Charles Stevens, a researcher at the Massachusetts R&D firm Laser Power Systems, is creating a prototype of a thorium-powered laser that can be used to generate enough energy to power a vehicle while producing zero-emissions, according to an article in the Txchnologist. The system can produce a total of 250 kilowatts (equivalent 335 horsepower), weighs about 500 pounds, and can fit under the hood of a car.
Thorium has been touted by several nuclear scientists as a better nuclear fuel source than uranium. Less radioactive and more plentiful than uranium, thorium is being tested by researchers in China as a potential fuel for nuclear reactors.

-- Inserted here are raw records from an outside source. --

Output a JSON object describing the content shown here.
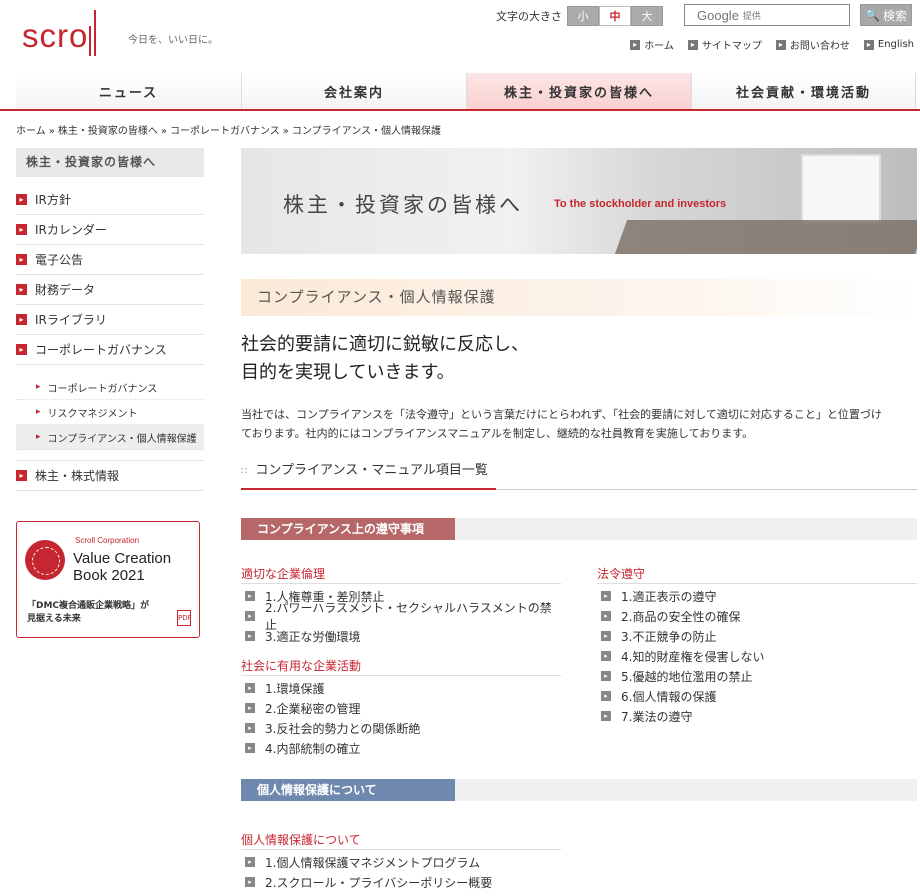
{
  "header": {
    "logo": "scroll",
    "tagline": "今日を、いい日に。",
    "font_size_label": "文字の大きさ",
    "font_sizes": [
      "小",
      "中",
      "大"
    ],
    "search_brand": "Google",
    "search_brand_sub": "提供",
    "search_button": "検索",
    "util_links": [
      "ホーム",
      "サイトマップ",
      "お問い合わせ",
      "English"
    ]
  },
  "nav": [
    "ニュース",
    "会社案内",
    "株主・投資家の皆様へ",
    "社会貢献・環境活動"
  ],
  "breadcrumb": [
    "ホーム",
    "株主・投資家の皆様へ",
    "コーポレートガバナンス",
    "コンプライアンス・個人情報保護"
  ],
  "sidebar": {
    "heading": "株主・投資家の皆様へ",
    "items": [
      "IR方針",
      "IRカレンダー",
      "電子公告",
      "財務データ",
      "IRライブラリ",
      "コーポレートガバナンス"
    ],
    "sub_items": [
      "コーポレートガバナンス",
      "リスクマネジメント",
      "コンプライアンス・個人情報保護"
    ],
    "last_item": "株主・株式情報",
    "banner": {
      "corp": "Scroll Corporation",
      "title_line1": "Value Creation",
      "title_line2": "Book 2021",
      "sub_line1": "「DMC複合通販企業戦略」が",
      "sub_line2": "見据える未来",
      "pdf_label": "PDF"
    }
  },
  "hero": {
    "title": "株主・投資家の皆様へ",
    "subtitle": "To the stockholder and investors"
  },
  "section_title": "コンプライアンス・個人情報保護",
  "lead_line1": "社会的要請に適切に鋭敏に反応し、",
  "lead_line2": "目的を実現していきます。",
  "body_line1": "当社では、コンプライアンスを「法令遵守」という言葉だけにとらわれず、「社会的要請に対して適切に対応すること」と位置づけ",
  "body_line2": "ております。社内的にはコンプライアンスマニュアルを制定し、継続的な社員教育を実施しております。",
  "list_heading": "コンプライアンス・マニュアル項目一覧",
  "categories": {
    "compliance": "コンプライアンス上の遵守事項",
    "privacy": "個人情報保護について"
  },
  "groups": {
    "ethics": {
      "title": "適切な企業倫理",
      "items": [
        "1.人権尊重・差別禁止",
        "2.パワーハラスメント・セクシャルハラスメントの禁止",
        "3.適正な労働環境"
      ]
    },
    "social": {
      "title": "社会に有用な企業活動",
      "items": [
        "1.環境保護",
        "2.企業秘密の管理",
        "3.反社会的勢力との関係断絶",
        "4.内部統制の確立"
      ]
    },
    "law": {
      "title": "法令遵守",
      "items": [
        "1.適正表示の遵守",
        "2.商品の安全性の確保",
        "3.不正競争の防止",
        "4.知的財産権を侵害しない",
        "5.優越的地位濫用の禁止",
        "6.個人情報の保護",
        "7.業法の遵守"
      ]
    },
    "privacy": {
      "title": "個人情報保護について",
      "items": [
        "1.個人情報保護マネジメントプログラム",
        "2.スクロール・プライバシーポリシー概要"
      ]
    }
  }
}
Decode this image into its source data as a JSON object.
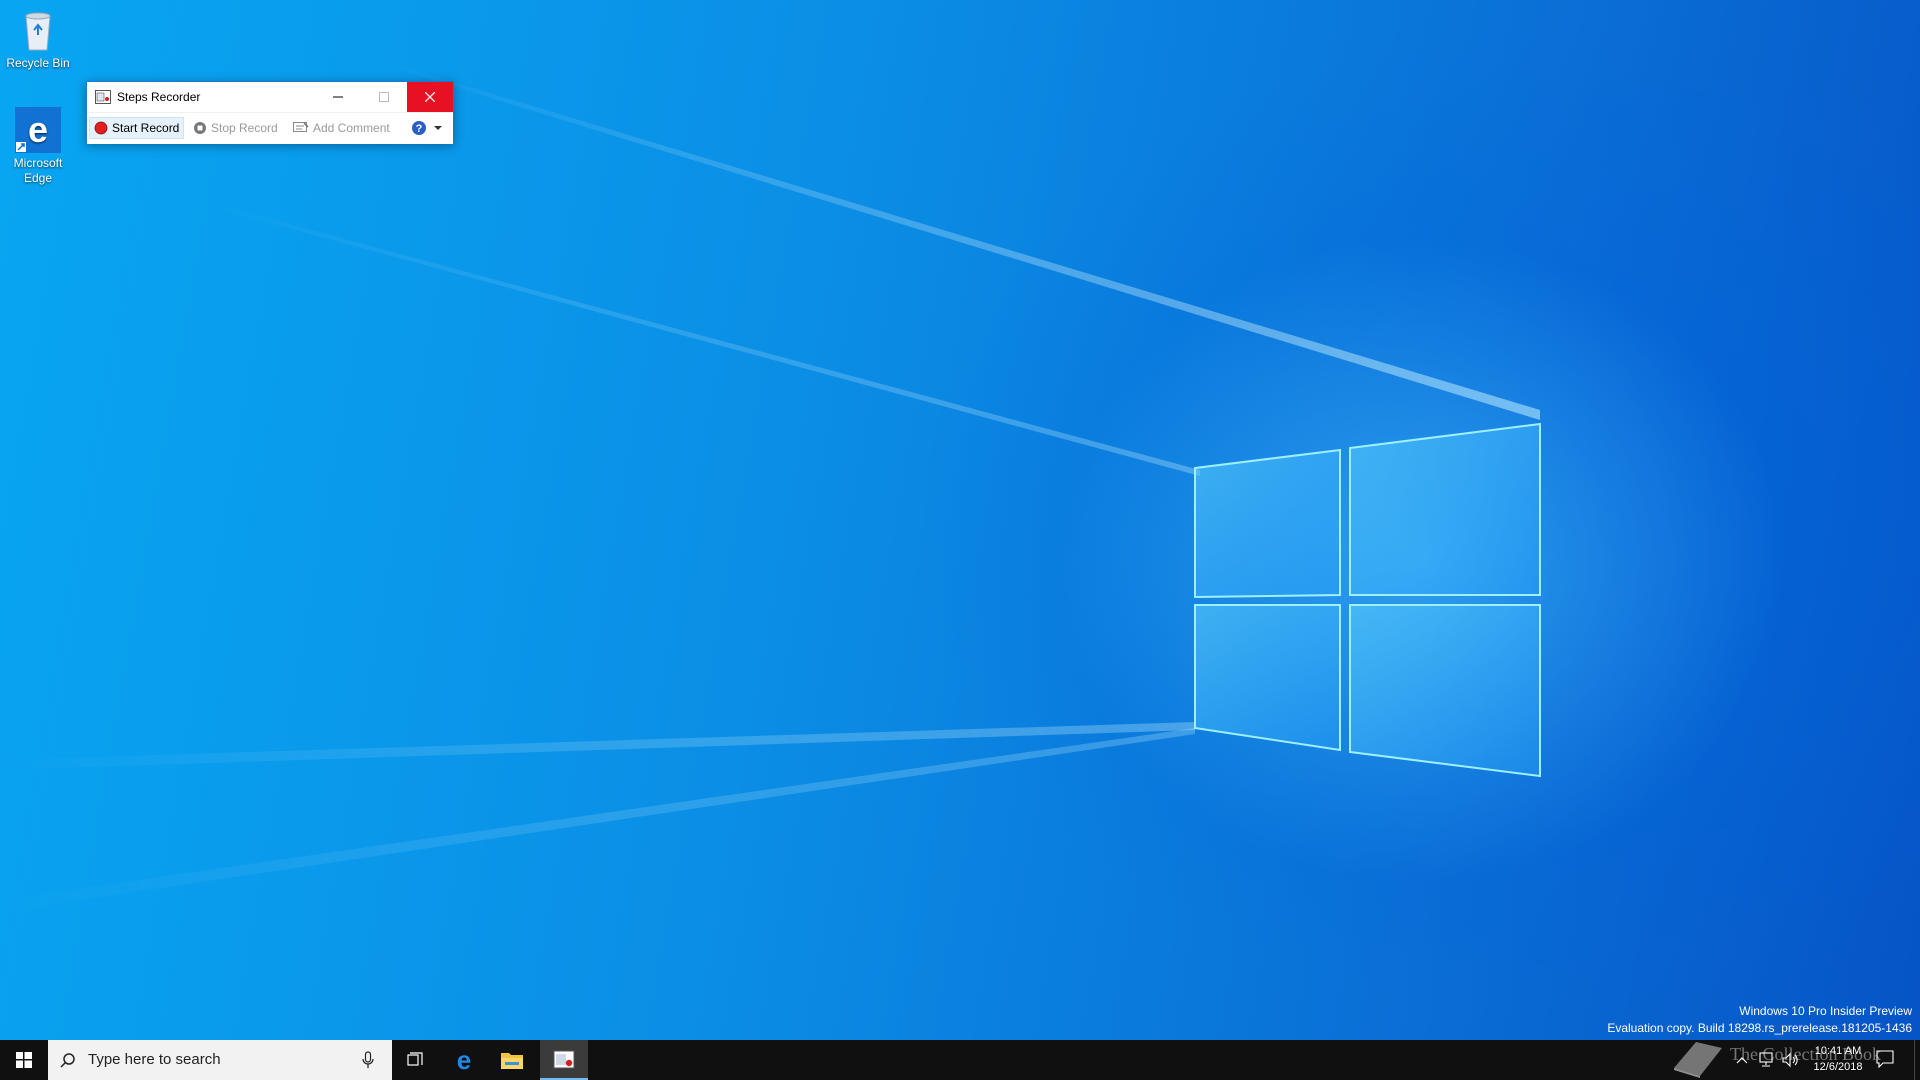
{
  "desktop": {
    "icons": [
      {
        "label": "Recycle Bin"
      },
      {
        "label_line1": "Microsoft",
        "label_line2": "Edge"
      }
    ]
  },
  "window": {
    "title": "Steps Recorder",
    "toolbar": {
      "start_record": "Start Record",
      "stop_record": "Stop Record",
      "add_comment": "Add Comment"
    }
  },
  "watermark": {
    "line1": "Windows 10 Pro Insider Preview",
    "line2": "Evaluation copy. Build 18298.rs_prerelease.181205-1436"
  },
  "taskbar": {
    "search_placeholder": "Type here to search",
    "time": "10:41 AM",
    "date": "12/6/2018",
    "overlay_text": "The Collection Book"
  },
  "colors": {
    "accent": "#0078d7",
    "close_button": "#e81123",
    "record_red": "#e02020"
  }
}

While small-scale thorium-powered nuclear reactors are theoretically possible, none have been designed that could fit in a car. Stevens’ system uses a thorium-powered laser to turn water to steam, which could be used in a car.